As an act of goodwill, community outreach, and to better inform the public about Islam and Shia Islam in particular, the Boston Jamat donated a selection of books published by the Institute of Ismaili Studies (IIS) to the Boston Public Library (BPL) system in January 2019.

The 39 titles (78 books total) cover topics including Fatimid history, Persian philosophy, and Ismaili poetry. The books are already in circulation and available for the public to borrow. The IIS donation will add to the BPL’s existing collection of 1.6 million items, including books, magazines, and audiovisual materials, currently in circulation.

Established in 1848, the Boston Public Library was the first large free municipal library in the country and the first public library to lend books. Today, the library is the third largest public library system in the country with a central library and twenty-five neighborhood branches which serve over four million visitors annually.

In a letter of acknowledgement to the Aga Khan Council for the Northeastern United States, Melissa Andrews, Collection Development Manager at the Boston Public Library expressed their appreciation for the donation:

“The Boston Public Library provides educational and cultural enrichment free to all for the residents of Boston, Massachusetts and beyond, through its collections, services, programs, and spaces.The Aga Khan Ismaili Council’s generous donation of 78 volumes from the Institute of Ismaili Studies, covering Ismaili and Muslim civilizations, history, and faith, allows us to continue to address our mission.”          

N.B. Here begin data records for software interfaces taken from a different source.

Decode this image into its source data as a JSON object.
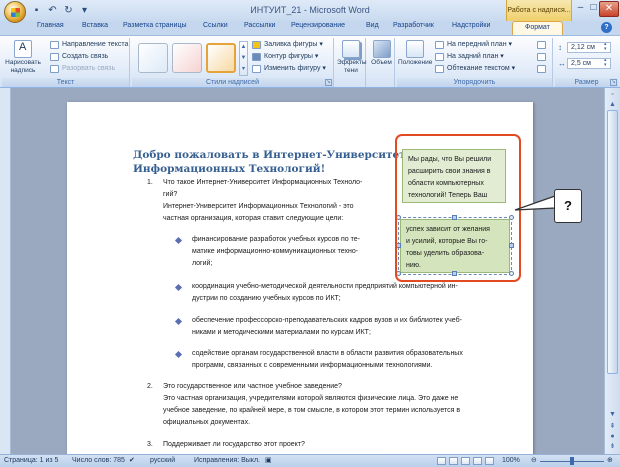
{
  "window": {
    "title": "ИНТУИТ_21 - Microsoft Word",
    "context_tab_group": "Работа с надпися...",
    "minimize_label": "–",
    "maximize_label": "□",
    "close_label": "✕"
  },
  "tabs": [
    {
      "label": "Главная"
    },
    {
      "label": "Вставка"
    },
    {
      "label": "Разметка страницы"
    },
    {
      "label": "Ссылки"
    },
    {
      "label": "Рассылки"
    },
    {
      "label": "Рецензирование"
    },
    {
      "label": "Вид"
    },
    {
      "label": "Разработчик"
    },
    {
      "label": "Надстройки"
    },
    {
      "label": "Формат",
      "active": true
    }
  ],
  "ribbon": {
    "text_group": {
      "label": "Текст",
      "draw_textbox": "Нарисовать надпись",
      "text_direction": "Направление текста",
      "create_link": "Создать связь",
      "break_link": "Разорвать связь"
    },
    "styles_group": {
      "label": "Стили надписей",
      "fill": "Заливка фигуры",
      "outline": "Контур фигуры",
      "change_shape": "Изменить фигуру",
      "swatches": [
        "#dce9f7",
        "#f4d3d1",
        "#f7d9a3"
      ]
    },
    "shadow_group": {
      "label": "Эффекты тени",
      "effects": "Эффекты тени"
    },
    "volume_group": {
      "label": "Объем",
      "volume": "Объем"
    },
    "arrange_group": {
      "label": "Упорядочить",
      "position": "Положение",
      "bring_front": "На передний план",
      "send_back": "На задний план",
      "text_wrap": "Обтекание текстом"
    },
    "size_group": {
      "label": "Размер",
      "height": "2,12 см",
      "width": "2,5 см"
    }
  },
  "document": {
    "heading": "Добро пожаловать в Интернет-Университет Информационных Технологий!",
    "items": [
      {
        "num": "1.",
        "lines": [
          "Что такое Интернет-Университет Информационных Техноло-",
          "гий?",
          "Интернет-Университет Информационных Технологий - это",
          "частная организация, которая ставит следующие цели:"
        ]
      },
      {
        "num": "2.",
        "lines": [
          "Это государственное или частное учебное заведение?",
          "Это частная организация, учредителями которой являются физические лица. Это даже не",
          "учебное заведение, по крайней мере, в том смысле, в котором этот термин используется в",
          "официальных документах."
        ]
      },
      {
        "num": "3.",
        "lines": [
          "Поддерживает ли государство этот проект?"
        ]
      }
    ],
    "bullets": [
      [
        "финансирование разработок учебных курсов по те-",
        "матике информационно-коммуникационных техно-",
        "логий;"
      ],
      [
        "координация учебно-методической деятельности предприятий компьютерной ин-",
        "дустрии по созданию учебных курсов по ИКТ;"
      ],
      [
        "обеспечение профессорско-преподавательских кадров вузов и их библиотек учеб-",
        "никами и методическими материалами по курсам ИКТ;"
      ],
      [
        "содействие органам государственной власти в области развития образовательных",
        "программ, связанных с современными информационными технологиями."
      ]
    ],
    "textbox1": [
      "Мы рады, что Вы решили",
      "расширить свои знания в",
      "области компьютерных",
      "технологий! Теперь Ваш"
    ],
    "textbox2": [
      "успех зависит от желания",
      "и усилий, которые Вы го-",
      "товы уделить образова-",
      "нию."
    ],
    "callout": "?"
  },
  "statusbar": {
    "page": "Страница: 1 из 5",
    "words": "Число слов: 785",
    "language": "русский",
    "track_changes": "Исправления: Выкл.",
    "zoom": "100%",
    "zoom_level": 1.0
  },
  "colors": {
    "accent_frame": "#e34a21",
    "heading": "#365f91",
    "textbox_fill": "#e1ecd2"
  }
}
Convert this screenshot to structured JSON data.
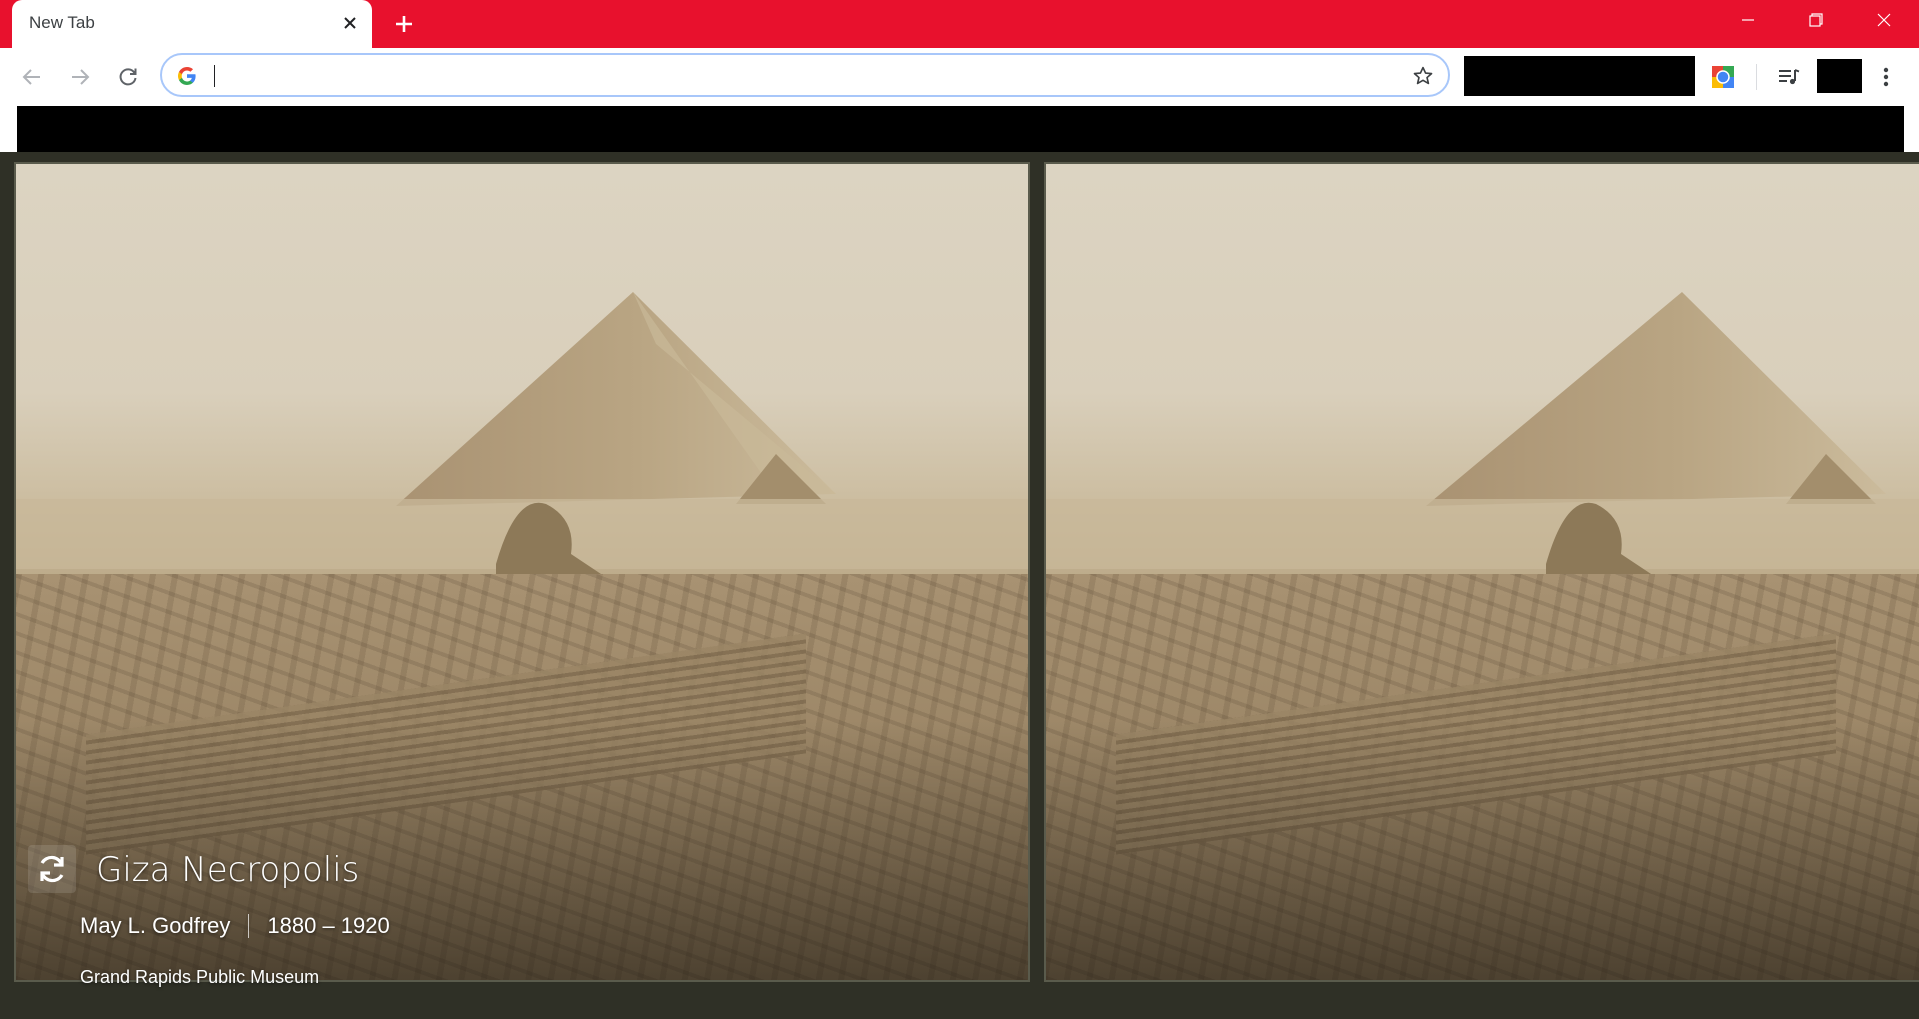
{
  "browser": {
    "accent_color": "#e8112d",
    "tab": {
      "title": "New Tab",
      "close_icon": "close-icon"
    },
    "new_tab_icon": "plus-icon",
    "window_controls": [
      "minimize-icon",
      "restore-icon",
      "close-window-icon"
    ]
  },
  "toolbar": {
    "back_icon": "arrow-left-icon",
    "forward_icon": "arrow-right-icon",
    "reload_icon": "reload-icon",
    "omnibox": {
      "value": "",
      "placeholder": "",
      "provider_icon": "google-g-icon"
    },
    "bookmark_icon": "star-outline-icon",
    "extension_icon": "colorful-extension-icon",
    "media_icon": "media-queue-icon",
    "menu_icon": "kebab-menu-icon"
  },
  "background": {
    "title": "Giza Necropolis",
    "creator": "May L. Godfrey",
    "date": "1880 – 1920",
    "collection": "Grand Rapids Public Museum",
    "refresh_icon": "refresh-icon"
  }
}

This recent donation of IIS literature is in keeping with Mawlana Hazar Imam’s desire to correct public misperceptions about Islam, understand Shi'i values, and for the Jamat to also become better informed, while being active participants in, and contributors to, “the knowledge society.”

In his Commencement Address to the American University Cairo in 2006, Mawlana Hazar Imam said:

“From the very beginnings of Islam, the search for knowledge has been central to our cultures. I think of the words of Hazrat Ali ibn Abi Talib, the first hereditary Imam of the Shia Muslims, and the last of the four rightly-guided Caliphs after the passing away of the Prophet (may peace be upon Him). In his teachings, Hazrat Ali emphasized that “No honour is like knowledge.”

Hazar Imam has continued to emphasize the importance of lifelong learning and knowledge in a pluralist society, saying that now, more than ever, we “have a greater obligation to promote intellectual openness and tolerance and to create increased cultural understanding.”

Supporting public libraries and the dissemination of knowledge in civil society is an important step in closing the ignorance gap - within and outside of the Jamat - regarding contemporary as well as historic Muslim cultures and societies.

“This is especially important in recent times in order to balance the one-sided narrative of Muslim societies,” said Afshaan Mazagonwalla, a volunteer who helped with the donation, adding, “It allows us to share a more nuanced understanding of our culture and dispel commonly held misbeliefs."

The Jamat is encouraged to sign up for a free library card at their local public library. To find a library near you, click here. Massachusetts residents can find more info on signing up for a library card or eCard through the Boston Public Library system here.